[Dataset records]

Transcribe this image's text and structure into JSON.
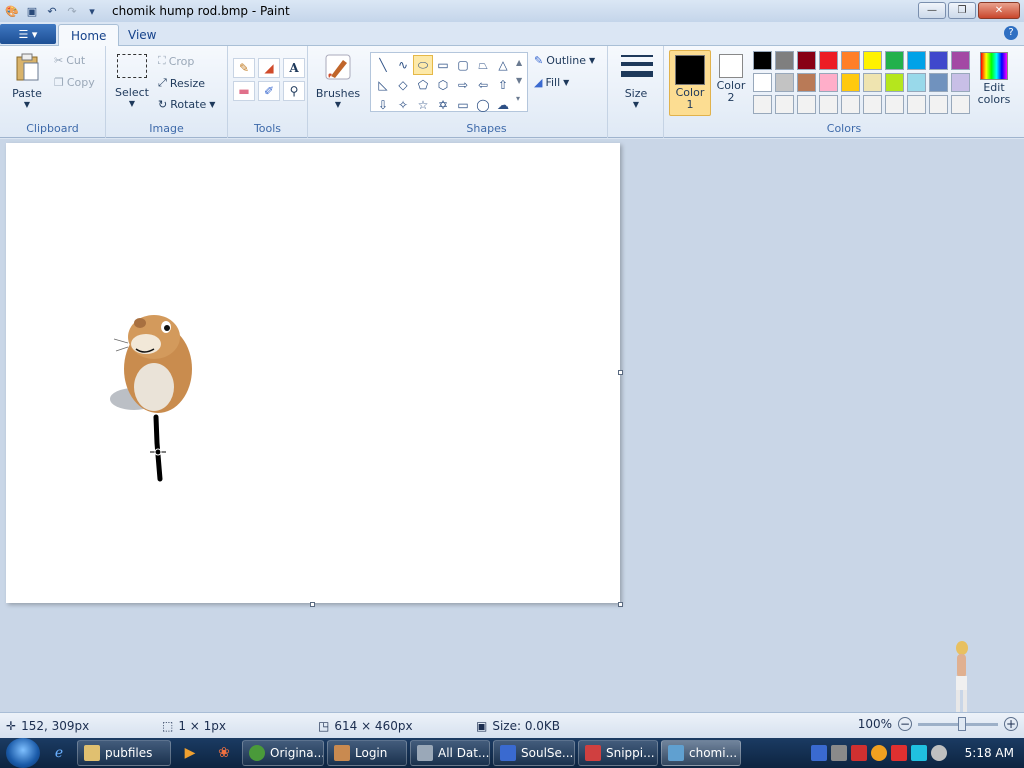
{
  "window": {
    "title": "chomik hump rod.bmp - Paint"
  },
  "tabs": [
    {
      "label": "Home"
    },
    {
      "label": "View"
    }
  ],
  "clipboard": {
    "group_label": "Clipboard",
    "paste": "Paste",
    "cut": "Cut",
    "copy": "Copy"
  },
  "image": {
    "group_label": "Image",
    "select": "Select",
    "crop": "Crop",
    "resize": "Resize",
    "rotate": "Rotate"
  },
  "tools": {
    "group_label": "Tools"
  },
  "brushes": {
    "label": "Brushes"
  },
  "shapes": {
    "group_label": "Shapes",
    "outline": "Outline",
    "fill": "Fill"
  },
  "size": {
    "label": "Size"
  },
  "colors": {
    "group_label": "Colors",
    "color1_label": "Color 1",
    "color2_label": "Color 2",
    "edit_colors": "Edit colors",
    "color1": "#000000",
    "color2": "#ffffff",
    "palette": [
      "#000000",
      "#7f7f7f",
      "#880015",
      "#ed1c24",
      "#ff7f27",
      "#fff200",
      "#22b14c",
      "#00a2e8",
      "#3f48cc",
      "#a349a4",
      "#ffffff",
      "#c3c3c3",
      "#b97a57",
      "#ffaec9",
      "#ffc90e",
      "#efe4b0",
      "#b5e61d",
      "#99d9ea",
      "#7092be",
      "#c8bfe7",
      "#f2f2f2",
      "#f2f2f2",
      "#f2f2f2",
      "#f2f2f2",
      "#f2f2f2",
      "#f2f2f2",
      "#f2f2f2",
      "#f2f2f2",
      "#f2f2f2",
      "#f2f2f2"
    ]
  },
  "status": {
    "cursor_pos": "152, 309px",
    "selection_size": "1 × 1px",
    "canvas_size": "614 × 460px",
    "file_size": "Size: 0.0KB",
    "zoom": "100%"
  },
  "taskbar": {
    "tasks": [
      {
        "label": "pubfiles",
        "color": "#e0c070"
      },
      {
        "label": "Origina...",
        "color": "#4a9a3a"
      },
      {
        "label": "Login",
        "color": "#c98a50"
      },
      {
        "label": "All Dat...",
        "color": "#9aa8b8"
      },
      {
        "label": "SoulSe...",
        "color": "#3a6ad0"
      },
      {
        "label": "Snippi...",
        "color": "#d04040"
      },
      {
        "label": "chomi...",
        "color": "#60a0d0"
      }
    ],
    "clock": "5:18 AM"
  }
}
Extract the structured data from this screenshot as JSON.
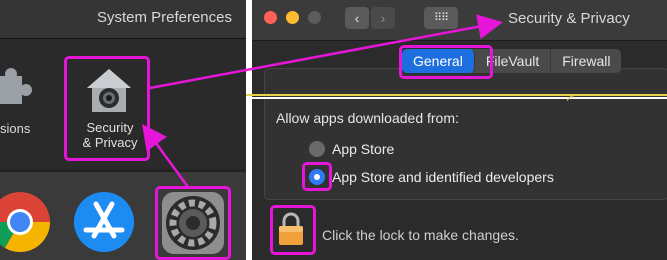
{
  "left_window": {
    "title": "System Preferences",
    "partial_pane_label": "sions",
    "security_pane": {
      "label_line1": "Security",
      "label_line2": "& Privacy"
    },
    "dock_icons": [
      "chrome-icon",
      "app-store-icon",
      "system-preferences-icon"
    ]
  },
  "right_window": {
    "title": "Security & Privacy",
    "grid_button": "⠿⠿",
    "tabs": [
      {
        "label": "General",
        "active": true
      },
      {
        "label": "FileVault",
        "active": false
      },
      {
        "label": "Firewall",
        "active": false
      }
    ],
    "allow_apps_label": "Allow apps downloaded from:",
    "options": [
      {
        "label": "App Store",
        "selected": false
      },
      {
        "label": "App Store and identified developers",
        "selected": true
      }
    ],
    "lock_text": "Click the lock to make changes."
  },
  "annotation_color": "#e616d9"
}
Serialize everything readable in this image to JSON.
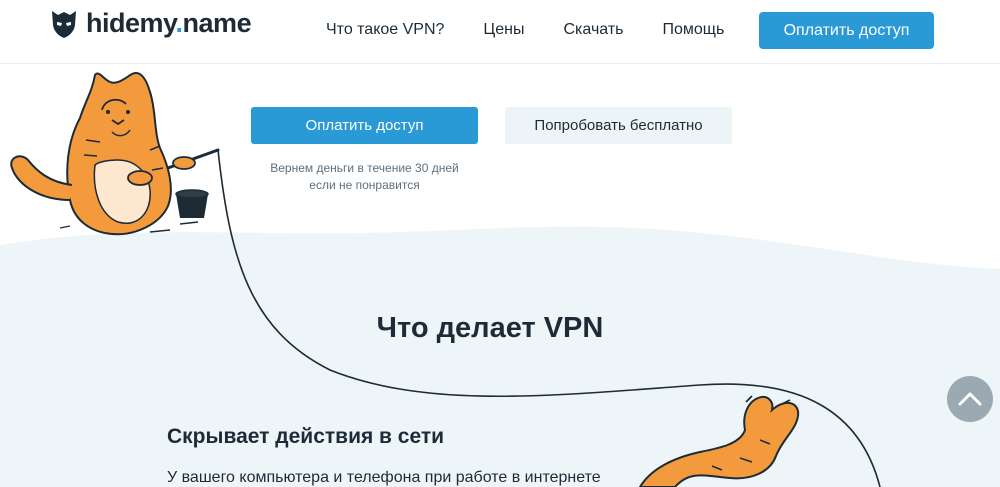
{
  "header": {
    "logo_text_main": "hidemy",
    "logo_text_dot": ".",
    "logo_text_end": "name",
    "logo_icon": "shield-mask-icon",
    "nav": [
      {
        "label": "Что такое VPN?"
      },
      {
        "label": "Цены"
      },
      {
        "label": "Скачать"
      },
      {
        "label": "Помощь"
      }
    ],
    "cta_label": "Оплатить доступ"
  },
  "hero": {
    "pay_label": "Оплатить доступ",
    "try_label": "Попробовать бесплатно",
    "refund_line1": "Вернем деньги в течение 30 дней",
    "refund_line2": "если не понравится"
  },
  "section": {
    "title": "Что делает VPN",
    "feature_title": "Скрывает действия в сети",
    "feature_text": "У вашего компьютера и телефона при работе в интернете"
  },
  "colors": {
    "accent": "#2a9ad6",
    "section_bg": "#eef5f9",
    "cat_orange": "#f39a3d",
    "text": "#1d2b36"
  },
  "scroll_top_icon": "chevron-up-icon"
}
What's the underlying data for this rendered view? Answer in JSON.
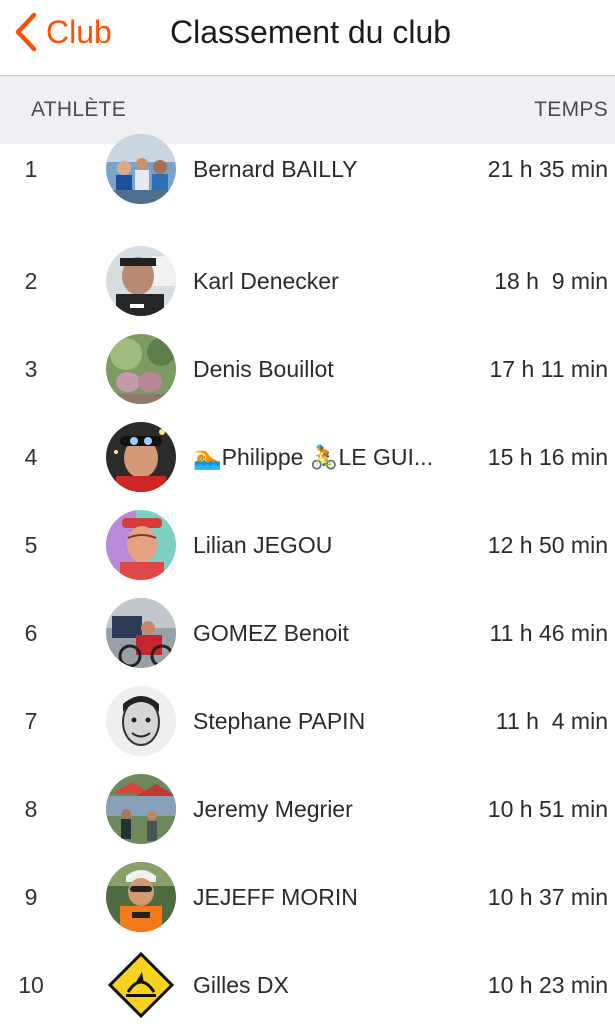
{
  "nav": {
    "back_label": "Club",
    "title": "Classement du club"
  },
  "columns": {
    "athlete": "ATHLÈTE",
    "time": "TEMPS"
  },
  "accent_color": "#fc5200",
  "rows": [
    {
      "rank": "1",
      "name": "Bernard BAILLY",
      "time": "21 h 35 min"
    },
    {
      "rank": "2",
      "name": "Karl Denecker",
      "time": "18 h  9 min"
    },
    {
      "rank": "3",
      "name": "Denis Bouillot",
      "time": "17 h 11 min"
    },
    {
      "rank": "4",
      "name": "🏊Philippe 🚴LE GUI...",
      "time": "15 h 16 min"
    },
    {
      "rank": "5",
      "name": "Lilian JEGOU",
      "time": "12 h 50 min"
    },
    {
      "rank": "6",
      "name": "GOMEZ Benoit",
      "time": "11 h 46 min"
    },
    {
      "rank": "7",
      "name": "Stephane PAPIN",
      "time": "11 h  4 min"
    },
    {
      "rank": "8",
      "name": "Jeremy Megrier",
      "time": "10 h 51 min"
    },
    {
      "rank": "9",
      "name": "JEJEFF MORIN",
      "time": "10 h 37 min"
    },
    {
      "rank": "10",
      "name": "Gilles DX",
      "time": "10 h 23 min"
    }
  ]
}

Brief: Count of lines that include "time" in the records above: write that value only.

Written reply: 11